However, there is something to be said for national pride, and the nations where state-owned carriers flourish are those where national identity tends to be strongest. In China, for example, the dominant carriers are all controlled by Beijing. This is good, because it means they are strictly regulated, operated in the interests of the people, not profit and yet are still listed on the stock market. It’s a model that works well there.
Is it better to privatize a failing airline?
When airlines fail to make money under the state control, often the first reaction is to try and privatize the entity. However, in PPP Knowledge Lab’s Handshake Issue 6, the publication stated that,
“Most state-owned or legacy carriers that face financial troubles should not be considered for restructuring and/or privatization. They often have a complex history with many legal and moral obligations toward staff, clients, the host country, or passengers. Liquidation is usually a better solution.”
That notion wouldn’t go down well in India, or indeed in South Africa, where stakeholders are fighting tooth and nail to keep their national carrier. But, in some cases, it could be a healthier course of action to allow a national airline to fold, paving the way for something else to take its place.
Lessons could be learned from Swissair, which, following the post-9/11 economic crash, was allowed to enter bankruptcy rather than undergo restructuring. What emerged from the ashes was the SWISS we know today, a powerful private airline with enough ties to its predecessor to make the Swiss proud, but enough business acumen to become a profitable airline too.
The proof is in the pudding
There are plenty of pros and cons of taking an airline in or out of the private sector. While there seems to be no hard and fast rule on whether it will work or not, there are case studies on both sides of the fence.
Many of the large, well-established airlines that were privatized in the past have flourished. Qantas, Turkish, Lufthansa – all have been allowed to grow and become competitive global businesses on the back of privatization.

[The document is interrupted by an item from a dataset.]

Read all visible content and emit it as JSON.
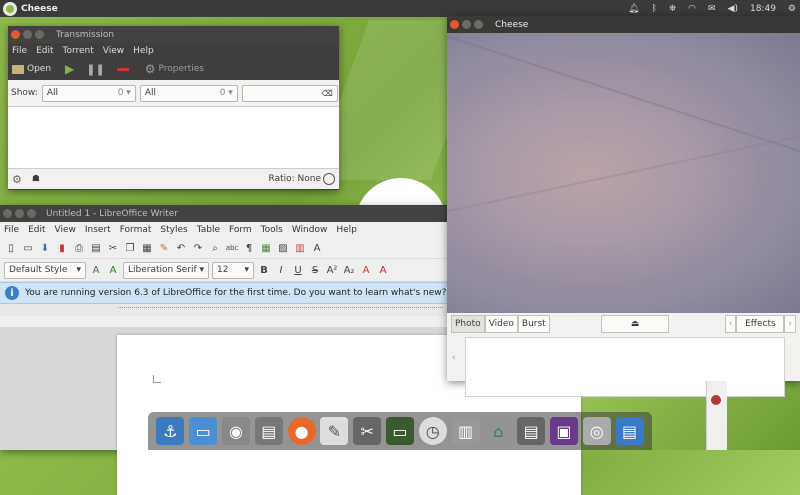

Others, however, didn’t fare so well. Malaysia Airlines’ experience of privatization has been mixed, with the carrier returning eventually to the government in 2000. In Latin America, Aerolineas Argentinas was sold to a consortium in 1990 but entered bankruptcy protection in 2001. When it came out of that, the government took back full control in 2008, although it remains a troubled airline.
Of course, some airlines have excelled under state ownership, not least the Middle East’s ‘big three.’ Others, such as AirBaltic, Ethiopian Airlines, Fiji Airways, and LOT Polish, have similarly flourished.
In conclusion, there are lots of reasons to privatize an airline, or to keep it state-owned. The crucial differentiator is the quality of that airline’s management. An airline that is owned by the government but allowed to operate as an efficient, profit-focused entity can do very well, but those that are too encumbered by politics are unlikely to succeed.
Which do you think is the best model for airlines? Let us know in the comments.